Activity »
Print the data that follows without changing a single word.

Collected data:
----------------

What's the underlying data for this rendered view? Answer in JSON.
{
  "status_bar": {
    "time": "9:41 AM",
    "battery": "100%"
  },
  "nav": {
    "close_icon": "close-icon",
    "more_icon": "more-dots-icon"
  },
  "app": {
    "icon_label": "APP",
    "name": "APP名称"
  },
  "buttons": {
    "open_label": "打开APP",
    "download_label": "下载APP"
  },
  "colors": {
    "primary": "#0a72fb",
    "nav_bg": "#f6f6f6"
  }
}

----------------

Task answer »
What's the underlying data for this rendered view? Answer in JSON.
{
  "status_bar": {
    "time": "9:41 AM",
    "battery": "100%"
  },
  "nav": {
    "close_icon": "close-icon",
    "more_icon": "more-dots-icon"
  },
  "app": {
    "icon_label": "APP",
    "name": "APP名称"
  },
  "buttons": {
    "open_label": "打开APP",
    "download_label": "下载APP"
  },
  "colors": {
    "primary": "#0a72fb",
    "nav_bg": "#f6f6f6"
  }
}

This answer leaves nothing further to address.